▶ **DESCRIPTION OF THE TASK**
Show, from the entries below, every line in which "timeseries" appears.
(GIVEN DATA Opens)
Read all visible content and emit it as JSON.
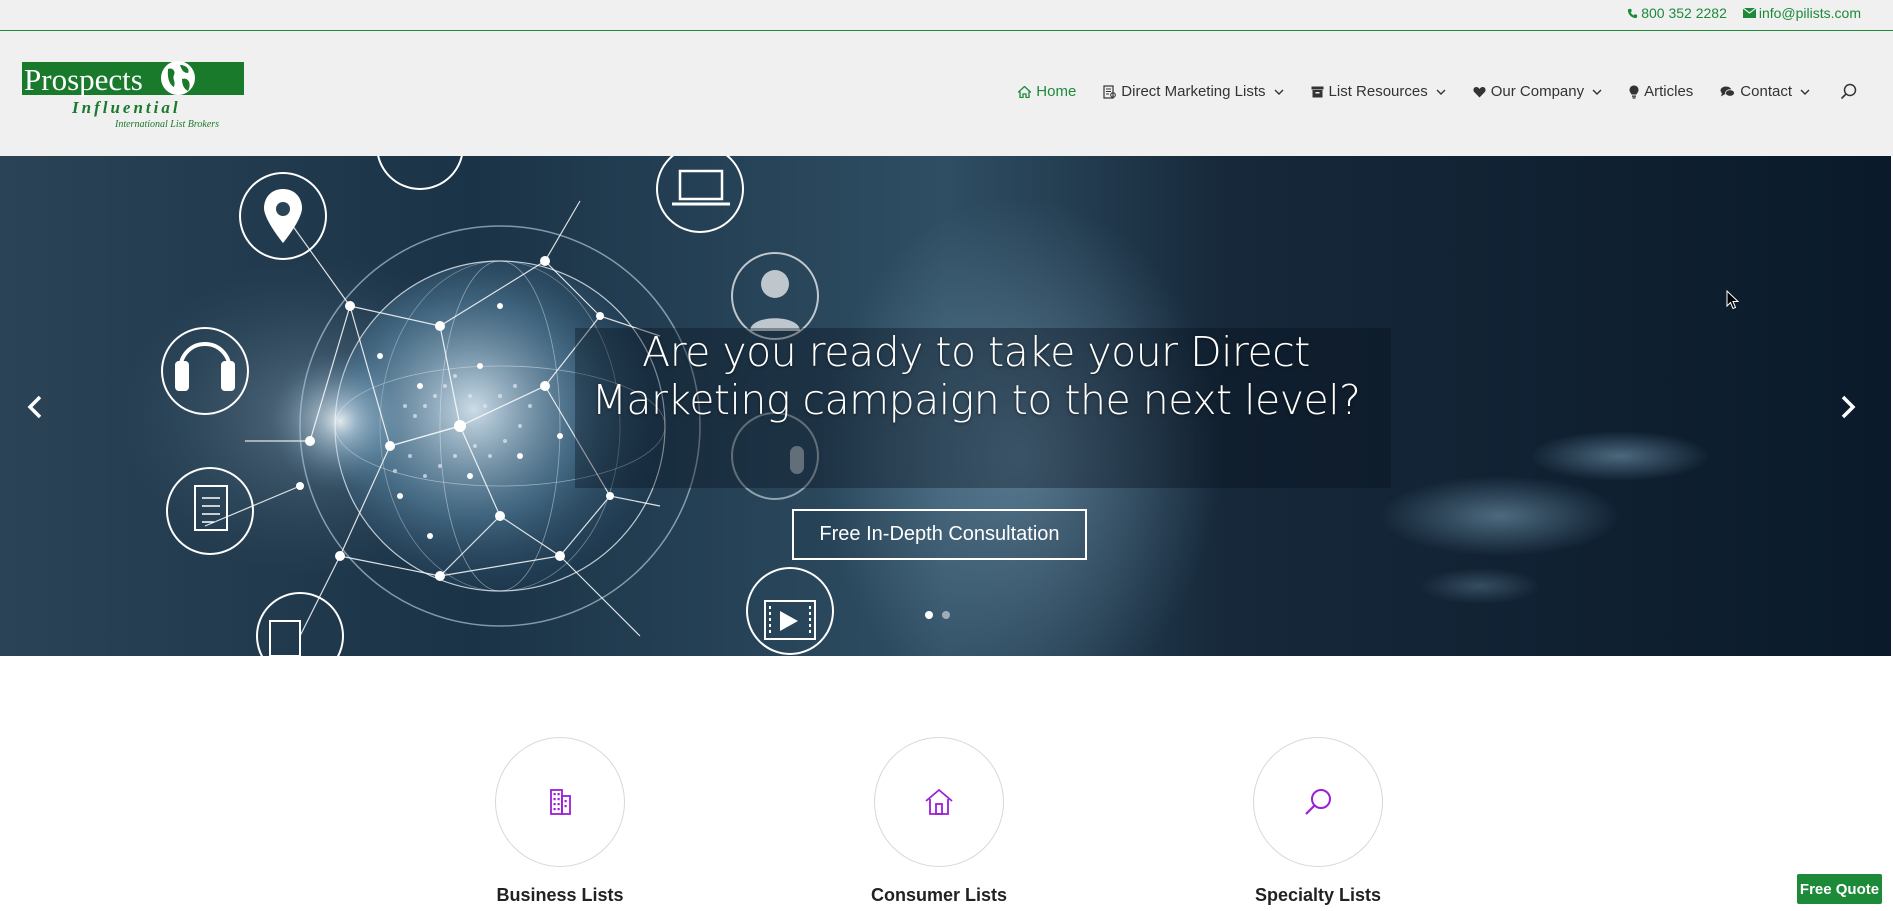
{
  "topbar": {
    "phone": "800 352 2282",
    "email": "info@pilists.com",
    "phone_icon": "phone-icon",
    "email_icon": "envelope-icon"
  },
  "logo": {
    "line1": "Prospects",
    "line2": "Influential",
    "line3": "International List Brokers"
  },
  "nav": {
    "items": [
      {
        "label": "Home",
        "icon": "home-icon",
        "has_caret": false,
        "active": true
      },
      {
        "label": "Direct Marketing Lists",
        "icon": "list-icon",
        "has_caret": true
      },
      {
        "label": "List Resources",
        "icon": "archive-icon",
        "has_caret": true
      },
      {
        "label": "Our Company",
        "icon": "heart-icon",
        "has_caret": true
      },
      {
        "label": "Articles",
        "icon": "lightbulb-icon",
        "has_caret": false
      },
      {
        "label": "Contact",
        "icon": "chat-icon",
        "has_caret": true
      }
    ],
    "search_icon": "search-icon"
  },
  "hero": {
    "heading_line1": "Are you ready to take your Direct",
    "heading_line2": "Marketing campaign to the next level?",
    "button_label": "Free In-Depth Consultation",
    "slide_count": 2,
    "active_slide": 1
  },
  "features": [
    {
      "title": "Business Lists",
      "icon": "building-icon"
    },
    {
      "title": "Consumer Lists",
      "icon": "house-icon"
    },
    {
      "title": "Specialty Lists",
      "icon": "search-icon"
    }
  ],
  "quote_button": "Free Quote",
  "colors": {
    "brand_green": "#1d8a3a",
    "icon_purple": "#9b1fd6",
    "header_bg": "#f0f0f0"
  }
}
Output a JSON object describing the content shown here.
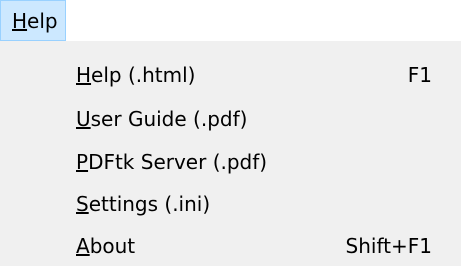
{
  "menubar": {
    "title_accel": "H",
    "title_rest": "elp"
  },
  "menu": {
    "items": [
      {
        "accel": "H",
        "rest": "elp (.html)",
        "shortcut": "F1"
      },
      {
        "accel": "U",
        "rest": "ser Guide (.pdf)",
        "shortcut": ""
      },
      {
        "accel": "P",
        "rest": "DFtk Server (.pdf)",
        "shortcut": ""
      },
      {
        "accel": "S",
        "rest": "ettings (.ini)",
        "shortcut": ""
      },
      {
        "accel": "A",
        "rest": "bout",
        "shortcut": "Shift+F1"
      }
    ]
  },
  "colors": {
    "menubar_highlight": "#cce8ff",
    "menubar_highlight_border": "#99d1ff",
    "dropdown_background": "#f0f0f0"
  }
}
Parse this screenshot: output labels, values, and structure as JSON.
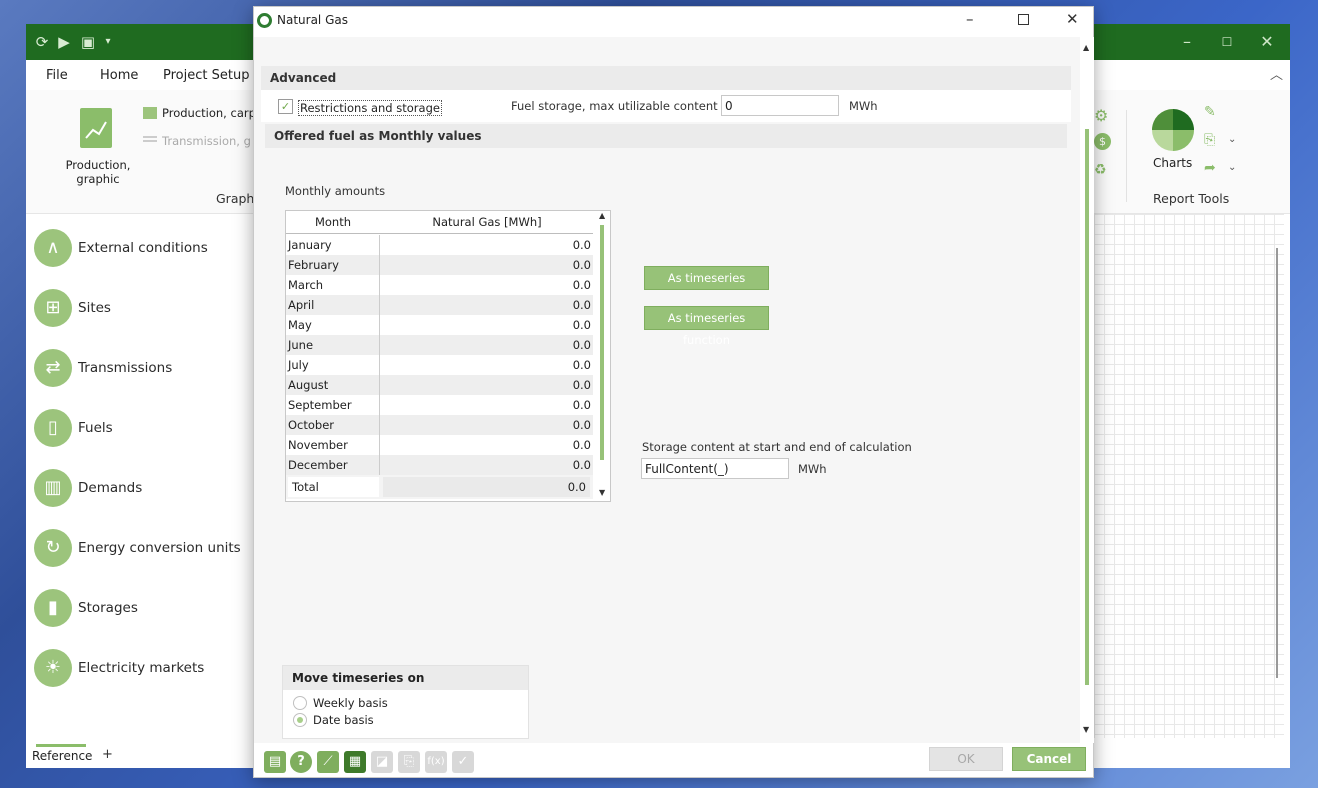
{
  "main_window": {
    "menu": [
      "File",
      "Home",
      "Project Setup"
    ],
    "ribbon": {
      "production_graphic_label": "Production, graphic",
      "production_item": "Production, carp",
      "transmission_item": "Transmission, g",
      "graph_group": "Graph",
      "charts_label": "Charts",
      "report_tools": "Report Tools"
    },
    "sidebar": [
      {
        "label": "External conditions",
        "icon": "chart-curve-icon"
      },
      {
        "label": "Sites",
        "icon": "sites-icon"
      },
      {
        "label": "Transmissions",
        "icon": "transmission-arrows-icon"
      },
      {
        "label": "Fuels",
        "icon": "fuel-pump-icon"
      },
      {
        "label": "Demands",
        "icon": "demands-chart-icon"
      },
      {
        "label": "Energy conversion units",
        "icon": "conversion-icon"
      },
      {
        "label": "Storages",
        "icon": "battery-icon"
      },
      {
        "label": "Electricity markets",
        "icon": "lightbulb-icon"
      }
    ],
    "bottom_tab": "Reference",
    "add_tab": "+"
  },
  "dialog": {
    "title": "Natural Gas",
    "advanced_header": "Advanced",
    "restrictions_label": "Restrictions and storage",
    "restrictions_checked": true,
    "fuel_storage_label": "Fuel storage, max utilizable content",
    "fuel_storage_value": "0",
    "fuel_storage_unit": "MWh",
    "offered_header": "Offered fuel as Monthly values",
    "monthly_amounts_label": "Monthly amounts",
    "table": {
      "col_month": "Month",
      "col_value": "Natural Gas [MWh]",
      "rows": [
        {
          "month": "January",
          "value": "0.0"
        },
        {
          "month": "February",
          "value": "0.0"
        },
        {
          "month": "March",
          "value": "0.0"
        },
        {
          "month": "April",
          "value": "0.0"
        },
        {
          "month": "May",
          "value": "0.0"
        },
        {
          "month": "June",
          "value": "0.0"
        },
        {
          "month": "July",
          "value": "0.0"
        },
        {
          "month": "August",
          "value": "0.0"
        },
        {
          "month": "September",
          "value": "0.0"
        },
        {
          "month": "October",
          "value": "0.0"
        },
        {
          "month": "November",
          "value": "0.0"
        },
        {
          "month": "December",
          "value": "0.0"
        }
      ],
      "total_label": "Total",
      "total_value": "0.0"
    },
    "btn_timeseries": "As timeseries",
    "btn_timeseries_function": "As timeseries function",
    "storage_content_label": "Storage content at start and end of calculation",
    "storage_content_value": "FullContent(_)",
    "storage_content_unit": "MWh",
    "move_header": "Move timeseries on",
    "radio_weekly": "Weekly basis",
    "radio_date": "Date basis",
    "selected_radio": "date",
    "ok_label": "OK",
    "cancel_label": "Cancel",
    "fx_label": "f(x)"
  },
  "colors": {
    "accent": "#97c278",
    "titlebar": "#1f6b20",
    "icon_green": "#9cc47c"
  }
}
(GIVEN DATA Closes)
▶ **THE ANSWER**
    "btn_timeseries": "As timeseries",
    "btn_timeseries_function": "As timeseries function",
    "move_header": "Move timeseries on",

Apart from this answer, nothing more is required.